Given records:
'''

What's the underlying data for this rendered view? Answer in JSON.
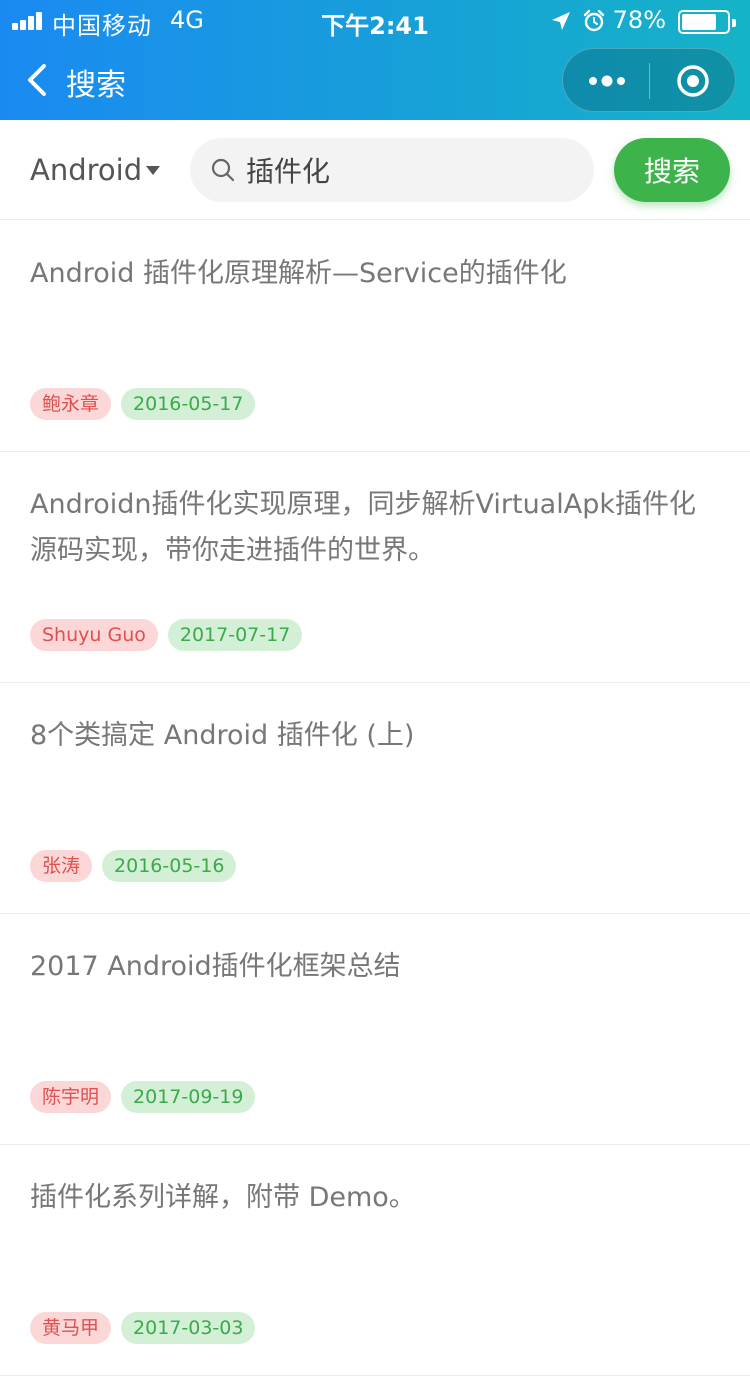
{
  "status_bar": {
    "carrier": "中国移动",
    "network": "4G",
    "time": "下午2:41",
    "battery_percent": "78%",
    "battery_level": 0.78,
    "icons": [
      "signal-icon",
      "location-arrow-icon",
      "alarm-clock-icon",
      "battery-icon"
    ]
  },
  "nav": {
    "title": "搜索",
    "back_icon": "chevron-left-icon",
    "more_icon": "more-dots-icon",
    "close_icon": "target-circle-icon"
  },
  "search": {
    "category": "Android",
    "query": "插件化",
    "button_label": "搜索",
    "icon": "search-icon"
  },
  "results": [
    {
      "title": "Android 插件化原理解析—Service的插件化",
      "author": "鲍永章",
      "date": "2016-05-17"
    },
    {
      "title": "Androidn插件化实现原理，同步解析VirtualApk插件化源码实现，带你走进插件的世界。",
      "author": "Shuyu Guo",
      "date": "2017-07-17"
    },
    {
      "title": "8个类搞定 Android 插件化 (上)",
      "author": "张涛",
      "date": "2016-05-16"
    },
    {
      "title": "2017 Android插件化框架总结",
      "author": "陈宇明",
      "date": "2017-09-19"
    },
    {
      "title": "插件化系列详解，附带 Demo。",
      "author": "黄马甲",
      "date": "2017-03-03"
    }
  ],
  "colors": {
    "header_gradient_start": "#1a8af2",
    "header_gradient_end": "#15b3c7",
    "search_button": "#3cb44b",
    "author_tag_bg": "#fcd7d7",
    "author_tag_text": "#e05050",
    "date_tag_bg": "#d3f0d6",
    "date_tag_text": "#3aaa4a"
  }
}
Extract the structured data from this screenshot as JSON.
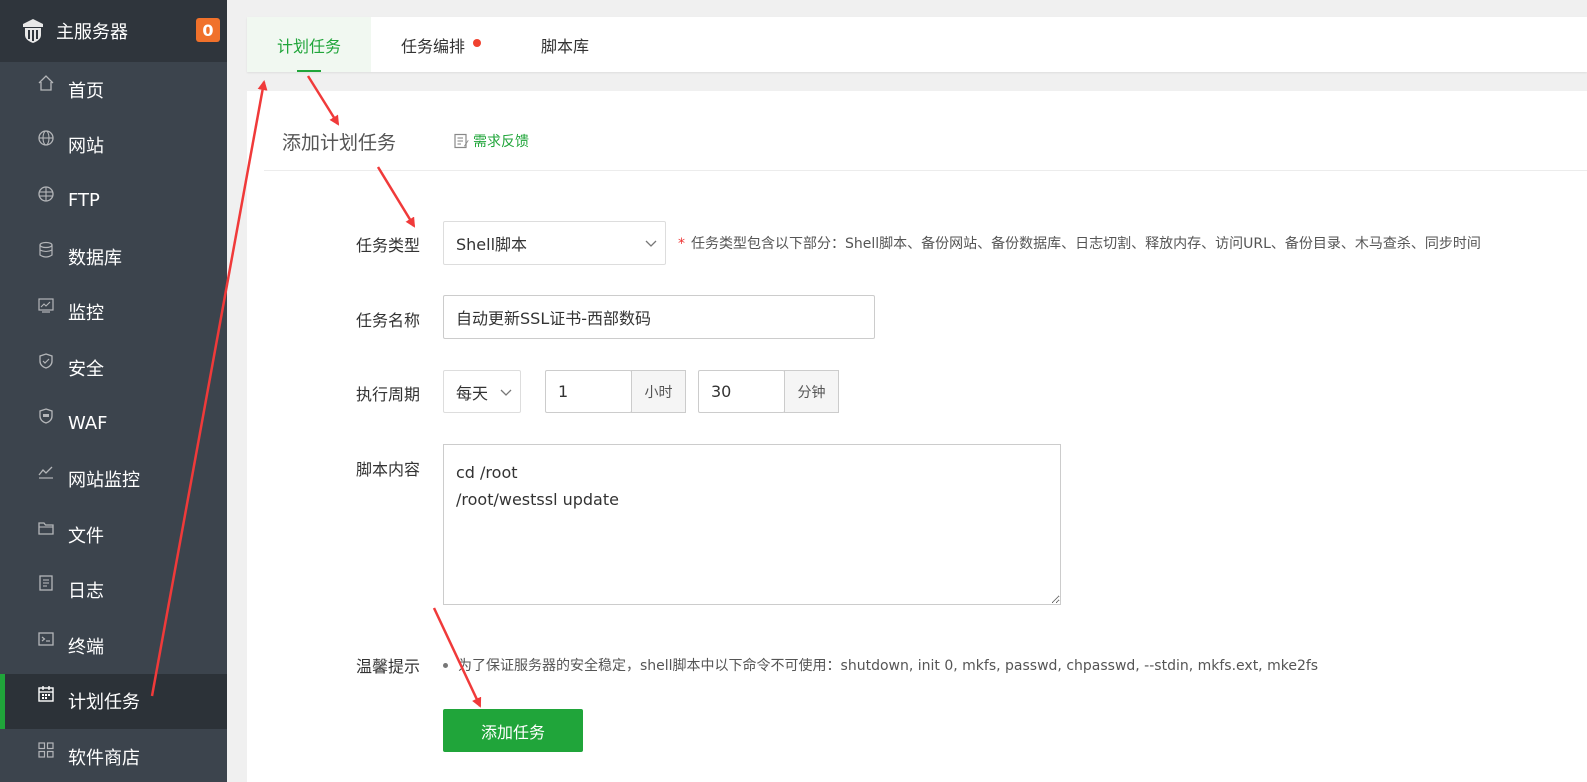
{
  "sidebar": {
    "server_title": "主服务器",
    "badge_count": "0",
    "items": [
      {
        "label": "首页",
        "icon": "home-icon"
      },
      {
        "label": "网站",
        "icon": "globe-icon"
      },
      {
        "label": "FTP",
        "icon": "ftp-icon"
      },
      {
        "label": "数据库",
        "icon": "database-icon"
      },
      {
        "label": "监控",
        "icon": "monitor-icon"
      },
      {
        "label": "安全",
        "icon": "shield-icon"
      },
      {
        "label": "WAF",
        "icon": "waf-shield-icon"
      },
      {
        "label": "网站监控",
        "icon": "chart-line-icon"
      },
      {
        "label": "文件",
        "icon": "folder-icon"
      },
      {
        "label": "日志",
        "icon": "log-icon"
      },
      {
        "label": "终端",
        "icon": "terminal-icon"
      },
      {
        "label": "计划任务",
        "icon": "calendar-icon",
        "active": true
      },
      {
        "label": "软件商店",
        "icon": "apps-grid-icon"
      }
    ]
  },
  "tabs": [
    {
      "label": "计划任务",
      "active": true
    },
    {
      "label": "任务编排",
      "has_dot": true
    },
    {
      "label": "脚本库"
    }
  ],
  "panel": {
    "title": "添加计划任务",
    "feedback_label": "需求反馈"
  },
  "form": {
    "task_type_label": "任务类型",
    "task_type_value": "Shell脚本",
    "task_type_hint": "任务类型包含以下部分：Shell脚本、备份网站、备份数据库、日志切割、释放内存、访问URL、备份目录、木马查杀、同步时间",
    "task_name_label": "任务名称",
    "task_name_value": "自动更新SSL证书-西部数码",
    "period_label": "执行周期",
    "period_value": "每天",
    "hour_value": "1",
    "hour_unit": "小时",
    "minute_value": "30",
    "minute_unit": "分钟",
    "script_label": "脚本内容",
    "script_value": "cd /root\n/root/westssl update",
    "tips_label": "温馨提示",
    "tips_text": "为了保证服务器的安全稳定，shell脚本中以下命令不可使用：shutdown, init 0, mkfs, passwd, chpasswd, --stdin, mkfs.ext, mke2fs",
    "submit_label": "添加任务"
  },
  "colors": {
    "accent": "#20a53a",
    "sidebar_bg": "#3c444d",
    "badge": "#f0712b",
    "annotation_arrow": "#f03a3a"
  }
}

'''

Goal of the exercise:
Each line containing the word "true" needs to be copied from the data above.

Exercise output:
        "active": true
      "active": true
      "has_dot": true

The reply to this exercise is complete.